Just as many Kashmiris turned to English writing in the 1990s, the beginnings of a Kashmiri uprising in the 1940s saw Kashmiris turn to Urdu for expression. Even now there exist many leading Urdu newspapers and weeklies in Kashmir which points to an active Urdu literary culture. Prominent among the writers in the Urdu language are Ghulam Nabi Khayal, Hamidi Kashmiri and Dr. Farooq Nazki. Many of the great Urdu writers of South Asia such as Sanaullah Butt or Meeraji, Muhammad Iqbal, Saadat Hassan Manto and Ratan Nath Sarshar had ties to Kashmir. Many of the leading Kashmiri writers had shifted from Urdu to Kashmiri under the influence of the Progressive Writers Movement and the left wing Cultural Conference. This tendency received a further boast in the brief rule of the Kashmiri Chief Minister Ghulam Muhammad Sadiq, a leading Communist and a strong proponent of the Kashmiri language. But many writers such as Ghulam Nabi Khayal and Dr. Farooq Nazki seemed to be unapologetic about their choice of Urdu and are comfortably bilingual. The explosion of new media and the emergence of a heterodox learning environment has made such multilingualism sustainable.
The quality of Urdu journalistic writing in Kashmir too has suffered as the Urdu newspapers are being gradually overtaken by English language newspapers. In the past newspapers such as Aftab and Srinagar Times were also known for their literary columns and a Kashmiri-Urdu flavour best exemplified by the satirical column Khizr Sochta Hain Wular Ke Kinare (Khizr thinks on the banks of the Wular). Some of Akhtar Mohiudeen and Hari Krishen Kaul’s writings have incorporated this new Kashmiri-Urdu idiom.
The writing in Urdu and Hindi by Kashmiri writers has not been a one-way street. Many writers of Hindi and Urdu chose Kashmiri subjects which included Krishan Chand and Upendranath Ashq. The Hindi novelist Chandrakanta was recently awarded the 2005 Vyas Samman for Katha Satisar, a novel about Kashmir. When we speak of Urdu in Kashmir, we are reminded of those Urdu writers who owed their origin to Kashmir such as Saadat Hasan Manto, Kashmiri Lal Zakir, Sir Tej Bahadur Sapru, Sir Muhammad Iqbal, Sanaullah Butt (Meeraji), Brij Narain Chakbast, Pandit Anand Narain Mulla and Rattan Nath Sarshar.
In Kashmir, Hamidi Kashmiri has been dedicated to Urdu literature for the last few decades. Though he also writes in Kashmiri, Urdu is his passion.
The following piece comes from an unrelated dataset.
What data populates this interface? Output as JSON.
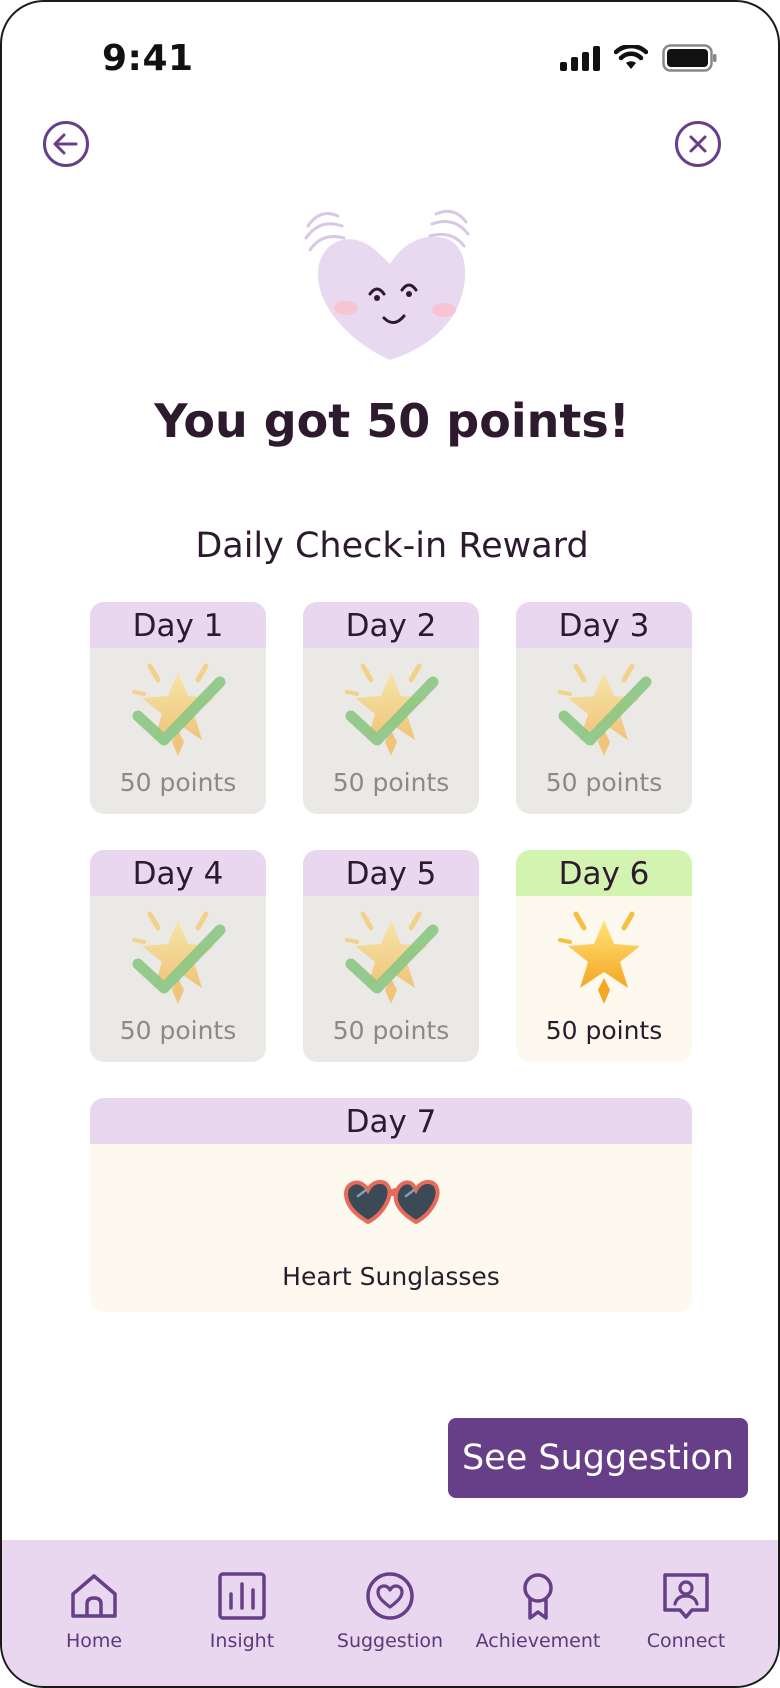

Another literary figure devoted to the Urdu language in Kashmir is Ghulam Nabi Khayal. Khayal has been writing in Urdu and researching the history of the Urdu language in Kashmir. His brilliant compilation, Fughan-e-Kashmir, is an excellent collection of poems on Kashmir in Urdu. When we look at the poets of the Urdu language who have written about Kashmir, we are in for a surprise. We find poems on Kashmir by poets such as Makhdoom Mohiudeen, Ahmad Nadeem Qasimi, Fani Badyuni, Hafeez Jalandhari, Josh Mallihabadi, Ahmad Faraz and Kishwar Naheed. This is an impressive array of writers in the Urdu language in the twentieth century. I am tempted to quote here a few examples from poems written by some well-known Urdu poets on Kashmir.
Ahmad Faraz , a renowned Urdu poet, writes:
Ek raqs-e-junoon hua hain jaari
Yeh raqs-e-junoon na ruk sake ga
Yeh shama-e-nuwa na bhuj sake gi
Yeh parcham-e-jaan na jhuk sake ga
A dance of madness begins
This dance of madness would never stop
This new flame can never die out
This flag of life can never fall
One of the greatest contemporary writers of Urdu in J&K, Abdul Ghani Sheikh, belongs to Ladakh. His short stories are about the growing tensions between Buddhists and Muslims in Ladakh. A collection of his short stories, Forsaking Paradise, was collected, edited and translated by Raveena Aggarwal, a US-based anthropologist.